Shoes also constrict the natural movement of the feet. Shoes can affect the entire “carrying load” “of your body. Any sort of rise in the heel will pitch your entire body weight forward stressing muscles you normally would not need to use when standing.
The footpad, that meaty area just below your toes, is designed to spread out and provide stability. Most shoes hinder that movement and in doing so weaken those small muscles that give us balance. Compromised balance can also lead to injury. Most serious yogis have “wide” feet when they are on the mat. I have always been told I have a narrow foot and a size 12B is hard to come by.
I was once diagnosed with Plantar Fasciitis. While this “disease” sounds very official and serious, the translation from Latin simply means “your foot hurts”. However, after years of yoga and switching to a different shoe style, my feet have widened and my feet stopped hurting! Many European shoes are only concerned with your foot size from the heel to the arch. The footbed properly cradles the foot up to the arch and then it spreads out to let the footpad and toes find their natural position. Yoga does the same thing as well as stretching and strengthening those muscles which means your feet won’t hurt as much.
Yoga is done with your face oftentimes really close to or on the floor. Do you want to put your face in the grime that is tracked in on somebody’s shoes? Who knows where folks have been and what is on the bottom of their shoes. Clean floors make for happy yogis. Nuff said.
Foot massage promotes general health and well-being. Throughout the course of most yoga classes, you are massaging the trigger points in the feet, releasing tension. You are also facilitating the flow of prana, life force energy, from the earth to your body. You are energetically better able to anchor your pose with bare feet in addition to the muscular stability previously discussed.
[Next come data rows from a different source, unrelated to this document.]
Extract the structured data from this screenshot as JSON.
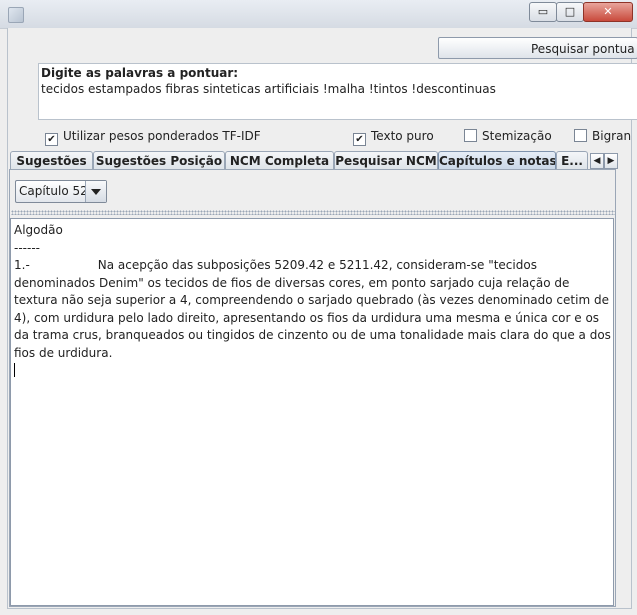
{
  "window": {
    "minimize_glyph": "▭",
    "maximize_glyph": "□",
    "close_glyph": "✕"
  },
  "toolbar": {
    "search_button_label": "Pesquisar pontua"
  },
  "query": {
    "label": "Digite as palavras a pontuar:",
    "value": "tecidos estampados fibras sinteticas artificiais !malha !tintos !descontinuas"
  },
  "options": [
    {
      "label": "Utilizar pesos ponderados TF-IDF",
      "checked": true
    },
    {
      "label": "Texto puro",
      "checked": true
    },
    {
      "label": "Stemização",
      "checked": false
    },
    {
      "label": "Bigran",
      "checked": false
    }
  ],
  "tabs": [
    {
      "label": "Sugestões",
      "active": false
    },
    {
      "label": "Sugestões Posição",
      "active": false
    },
    {
      "label": "NCM Completa",
      "active": false
    },
    {
      "label": "Pesquisar NCM",
      "active": false
    },
    {
      "label": "Capítulos e notas",
      "active": true
    },
    {
      "label": "E...",
      "active": false
    }
  ],
  "tab_scroll": {
    "left": "◀",
    "right": "▶"
  },
  "chapter_select": {
    "value": "Capítulo 52"
  },
  "content": {
    "line1": "Algodão",
    "line2": "------",
    "line3_num": "1.-",
    "paragraph_first": "Na acepção das subposições 5209.42 e 5211.42, consideram-se \"tecidos denominados",
    "paragraph_rest": "Denim\" os tecidos de fios de diversas cores, em ponto sarjado cuja relação de textura não seja superior a 4, compreendendo o sarjado quebrado (às vezes denominado cetim de 4), com urdidura pelo lado direito, apresentando os fios da urdidura uma mesma e única cor e os da trama crus, branqueados ou tingidos de cinzento ou de uma tonalidade mais clara do que a dos fios de urdidura."
  }
}
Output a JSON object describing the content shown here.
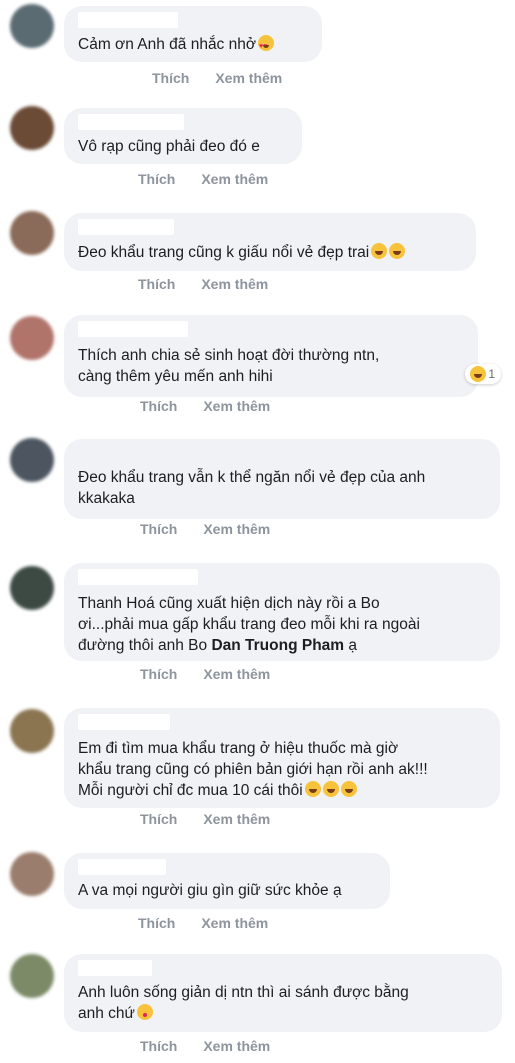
{
  "actions": {
    "like": "Thích",
    "more": "Xem thêm"
  },
  "comments": [
    {
      "text": "Cảm ơn Anh đã nhắc nhở",
      "emoji": "heart-eyes-emoji"
    },
    {
      "text": "Vô rạp cũng phải đeo đó e"
    },
    {
      "text": "Đeo khẩu trang cũng k giấu nổi vẻ đẹp trai",
      "emoji": "laughing-emoji"
    },
    {
      "text": "Thích anh chia sẻ sinh hoạt đời thường ntn,\ncàng thêm yêu mến anh hihi",
      "reaction_count": "1"
    },
    {
      "text": "Đeo khẩu trang vẫn k thể ngăn nổi vẻ đẹp của anh\nkkakaka"
    },
    {
      "text": "Thanh Hoá cũng xuất hiện dịch này rồi a Bo\nơi...phải mua gấp khẩu trang đeo mỗi khi ra ngoài\nđường thôi anh Bo ",
      "mention": "Dan Truong Pham",
      "suffix": " ạ"
    },
    {
      "text": "Em đi tìm mua khẩu trang ở hiệu thuốc mà giờ\nkhẩu trang cũng có phiên bản giới hạn rồi anh ak!!!\nMỗi người chỉ đc mua 10 cái thôi",
      "emoji": "laughing-emoji"
    },
    {
      "text": "A va mọi người giu gìn giữ sức khỏe ạ"
    },
    {
      "text": "Anh luôn sống giản dị ntn thì ai sánh được bằng\nanh chứ",
      "emoji": "kiss-emoji"
    }
  ],
  "colors": {
    "bubble": "#f0f2f5",
    "action_text": "#8d949e",
    "text": "#1c1e21"
  }
}
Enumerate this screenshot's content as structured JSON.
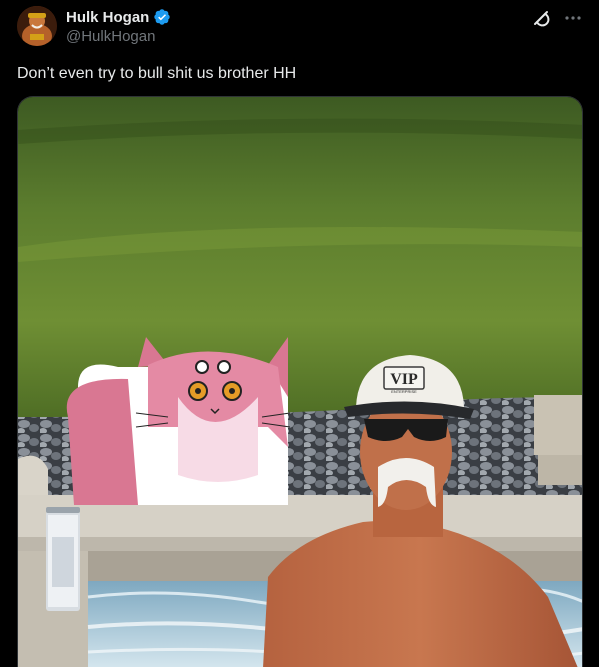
{
  "author": {
    "display_name": "Hulk Hogan",
    "handle": "@HulkHogan",
    "verified": true,
    "verified_color": "#1d9bf0",
    "avatar_icon": "profile-photo"
  },
  "actions": {
    "grok_icon": "grok-icon",
    "more_icon": "more-options-icon"
  },
  "tweet": {
    "text": "Don’t even try to bull shit us brother HH"
  },
  "media": {
    "cap_text": "VIP",
    "cap_subtext": "ENTERPRISE"
  }
}
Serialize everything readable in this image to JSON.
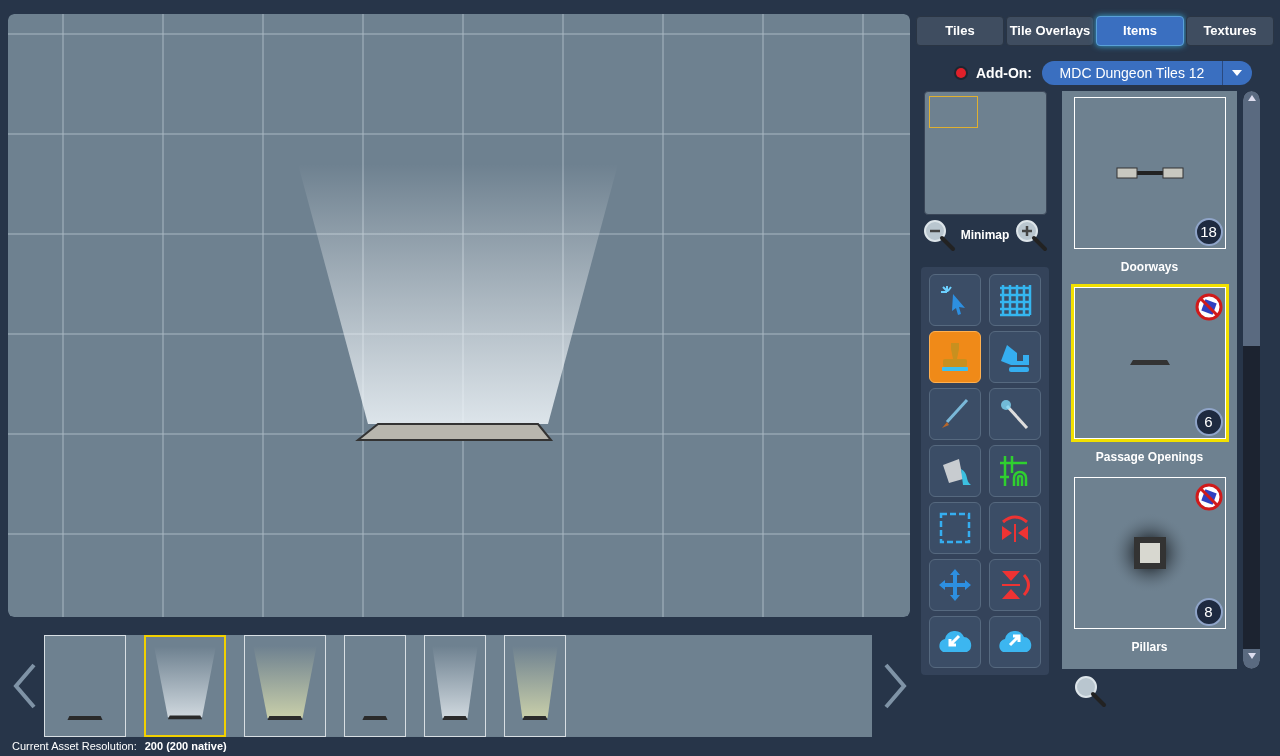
{
  "tabs": [
    {
      "label": "Tiles",
      "selected": false
    },
    {
      "label": "Tile Overlays",
      "selected": false
    },
    {
      "label": "Items",
      "selected": true
    },
    {
      "label": "Textures",
      "selected": false
    }
  ],
  "addon": {
    "label": "Add-On:",
    "value": "MDC Dungeon Tiles 12",
    "active": true
  },
  "minimap": {
    "label": "Minimap"
  },
  "tools": [
    {
      "kind": "select",
      "selected": false
    },
    {
      "kind": "grid",
      "selected": false
    },
    {
      "kind": "stamp",
      "selected": true
    },
    {
      "kind": "excavator",
      "selected": false
    },
    {
      "kind": "brush",
      "selected": false
    },
    {
      "kind": "wand",
      "selected": false
    },
    {
      "kind": "bucket",
      "selected": false
    },
    {
      "kind": "snap",
      "selected": false
    },
    {
      "kind": "marquee",
      "selected": false
    },
    {
      "kind": "mirror",
      "selected": false
    },
    {
      "kind": "move",
      "selected": false
    },
    {
      "kind": "flip",
      "selected": false
    },
    {
      "kind": "import",
      "selected": false
    },
    {
      "kind": "export",
      "selected": false
    }
  ],
  "items": [
    {
      "label": "Doorways",
      "count": "18",
      "selected": false,
      "no_random": false,
      "kind": "doorway"
    },
    {
      "label": "Passage Openings",
      "count": "6",
      "selected": true,
      "no_random": true,
      "kind": "opening"
    },
    {
      "label": "Pillars",
      "count": "8",
      "selected": false,
      "no_random": true,
      "kind": "pillar"
    }
  ],
  "variants": [
    {
      "wide": true,
      "kind": "unlit",
      "selected": false
    },
    {
      "wide": true,
      "kind": "white",
      "selected": true
    },
    {
      "wide": true,
      "kind": "yellow",
      "selected": false
    },
    {
      "wide": false,
      "kind": "unlit",
      "selected": false
    },
    {
      "wide": false,
      "kind": "white",
      "selected": false
    },
    {
      "wide": false,
      "kind": "yellow",
      "selected": false
    }
  ],
  "status": {
    "label": "Current Asset Resolution:",
    "value": "200 (200 native)"
  }
}
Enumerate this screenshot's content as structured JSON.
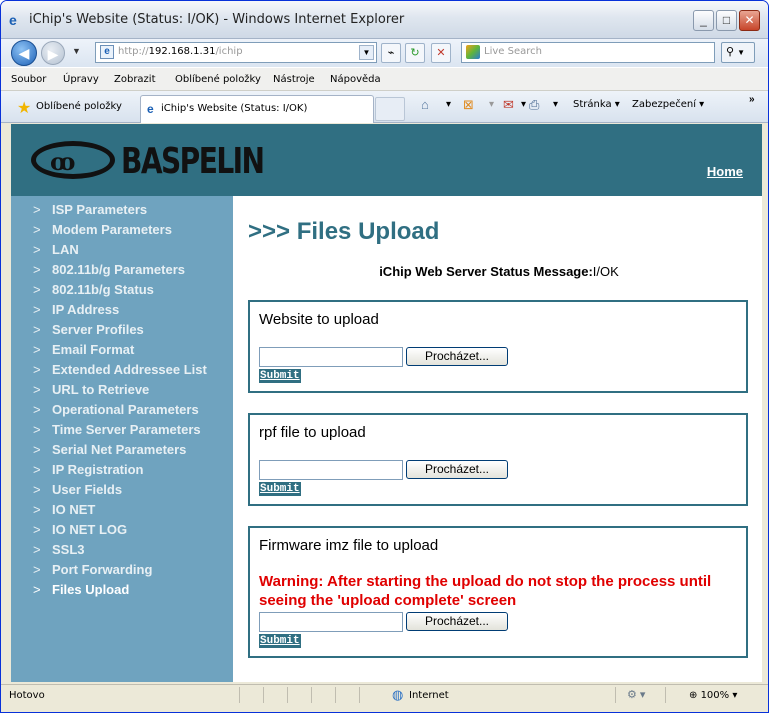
{
  "window": {
    "title": "iChip's Website (Status: I/OK) - Windows Internet Explorer",
    "min_glyph": "_",
    "max_glyph": "□",
    "close_glyph": "✕"
  },
  "address_bar": {
    "url_prefix": "http://",
    "url_host": "192.168.1.31",
    "url_path": "/ichip",
    "search_placeholder": "Live Search"
  },
  "menu": [
    "Soubor",
    "Úpravy",
    "Zobrazit",
    "Oblíbené položky",
    "Nástroje",
    "Nápověda"
  ],
  "favorites_bar": {
    "favorites_label": "Oblíbené položky",
    "tab_label": "iChip's Website (Status: I/OK)",
    "page_menu": "Stránka",
    "safety_menu": "Zabezpečení",
    "overflow": "»"
  },
  "site": {
    "brand": "BASPELIN",
    "home_link": "Home",
    "sidebar_arrow": ">",
    "sidebar": [
      "ISP Parameters",
      "Modem Parameters",
      "LAN",
      "802.11b/g Parameters",
      "802.11b/g Status",
      "IP Address",
      "Server Profiles",
      "Email Format",
      "Extended Addressee List",
      "URL to Retrieve",
      "Operational Parameters",
      "Time Server Parameters",
      "Serial Net Parameters",
      "IP Registration",
      "User Fields",
      "IO NET",
      "IO NET LOG",
      "SSL3",
      "Port Forwarding",
      "Files Upload"
    ],
    "active_item": "Files Upload"
  },
  "main": {
    "title": ">>> Files Upload",
    "status_label": "iChip Web Server Status Message:",
    "status_value": "I/OK",
    "browse_label": "Procházet...",
    "submit_label": "Submit",
    "website_box_title": "Website to upload",
    "rpf_box_title": "rpf file to upload",
    "firmware_box_title": "Firmware imz file to upload",
    "warning": "Warning: After starting the upload do not stop the process until seeing the 'upload complete' screen"
  },
  "status_bar": {
    "status": "Hotovo",
    "zone": "Internet",
    "zoom": "100%"
  }
}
Taking off one’s shoes shows respect for the studio and your fellow yogis. It is a baring of a part of you and is symbolic of opening yourself to others. By taking off your shoes and standing in an asana class in yoga clothes, you have stripped away much of the costume we all hide behind and you are presenting a closer and perhaps more venerable version of your true self. That takes courage, stand tall and proud!
Finally, there is the spiritual concept that we are One. We are from Source. The source is not complete without you. Yoga is the journey to that realization and we are spiritual travelers. It was a custom in ancient times for the traveler to be welcomed by the host for the night by taking off the traveler’s shoes and washing their weary feet. That simple act showed respect for the traveler’s difficult journey and honored the accomplishment.
Source welcomes us to the mat and recognizes our spiritual journey is oftentimes difficult. Remove your shoes so that you are symbolically prepared to be bathed in the Love Light and Truth of your true self as you practice the union (yoga) of the ego-self with your higher true self.
Now we are doing yoga.
Blair is the co-owner of Yoga Daily in Mt. Pleasant, SC. He is a certified yoga instructor, a recovering lawyer, and a spiritual student. The content of this blog is what Blair considers to be universal truths that span all dogma and religion and it is offered to you in Love and Light. Check out The Daily Yogi for additional blog entries. You can contact Blair at email@example.com. Yoga is but one path to the knowing that we are all one. Please take what resonates with you and leave the rest without judgment or offense.